In rabbinic literature
In rabbinic Jewish literature Joshua is regarded as a faithful, humble, deserving, wise man. Biblical verses illustrative of these qualities and of their reward are applied to him. "He that waits on his master shall be honored" (Pro. xxvii. 18) is construed as a reference to Joshua (Midrash Numbers Rabbah xii.), as is also the first part of the same verse, "Whoso keepes the fig-tree shall eat the fruit thereof" (Midrash Yalk., Josh. 2; Numbers Rabbah xii. 21). That "honor shall uphold the humble in spirit" (Pro. xxix. 23) is proved by Joshua's victory over Amalek (Midrash Numbers Rabbah xiii.). Not the sons of Moses — as Moses himself had expected — but Joshua was appointed successor to the son of Amram (Midrash Numbers Rabbah xii.). Moses was shown how Joshua reproved Othniel (Yalḳ., Num. 776). Joshua's manliness recommended him for this high post.

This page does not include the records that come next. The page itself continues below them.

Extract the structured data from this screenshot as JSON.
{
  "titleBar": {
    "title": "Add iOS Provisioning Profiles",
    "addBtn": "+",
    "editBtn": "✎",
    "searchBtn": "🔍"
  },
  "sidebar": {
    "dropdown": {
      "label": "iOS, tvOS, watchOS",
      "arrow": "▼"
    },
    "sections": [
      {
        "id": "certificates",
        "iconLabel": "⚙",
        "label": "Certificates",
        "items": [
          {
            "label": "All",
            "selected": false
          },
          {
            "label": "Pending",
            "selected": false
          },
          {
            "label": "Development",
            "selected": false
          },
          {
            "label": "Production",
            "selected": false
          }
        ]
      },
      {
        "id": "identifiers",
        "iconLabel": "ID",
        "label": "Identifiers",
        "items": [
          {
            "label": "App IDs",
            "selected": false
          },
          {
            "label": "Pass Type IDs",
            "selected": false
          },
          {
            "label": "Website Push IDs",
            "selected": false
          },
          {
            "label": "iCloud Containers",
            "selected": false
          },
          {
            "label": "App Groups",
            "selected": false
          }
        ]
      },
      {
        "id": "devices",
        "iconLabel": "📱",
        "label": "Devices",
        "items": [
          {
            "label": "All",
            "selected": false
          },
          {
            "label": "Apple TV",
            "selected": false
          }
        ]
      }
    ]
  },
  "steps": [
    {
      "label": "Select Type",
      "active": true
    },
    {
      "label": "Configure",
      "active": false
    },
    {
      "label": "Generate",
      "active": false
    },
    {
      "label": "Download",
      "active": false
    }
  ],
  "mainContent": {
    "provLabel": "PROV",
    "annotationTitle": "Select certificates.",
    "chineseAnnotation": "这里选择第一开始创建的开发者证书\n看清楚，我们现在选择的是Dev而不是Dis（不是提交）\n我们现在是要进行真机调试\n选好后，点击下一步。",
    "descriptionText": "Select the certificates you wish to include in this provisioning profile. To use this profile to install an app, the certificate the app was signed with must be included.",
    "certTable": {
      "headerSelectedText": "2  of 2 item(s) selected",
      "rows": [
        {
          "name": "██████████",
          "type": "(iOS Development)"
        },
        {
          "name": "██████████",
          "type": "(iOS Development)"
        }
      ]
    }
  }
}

David referred to him in Psa. lxxxvii. 25, though without mentioning the name, lest dissensions should arise between his sons and those of his brothers (Yalḳ., quoting Sifre, l.c.).
Initial text from Easton's Bible Dictionary, 1897, and from the Jewish Encyclopedia, 1906. Please update as needed.
Last updated: 05-12-2005 13:34:57
Last updated: 05-13-2005 07:56:04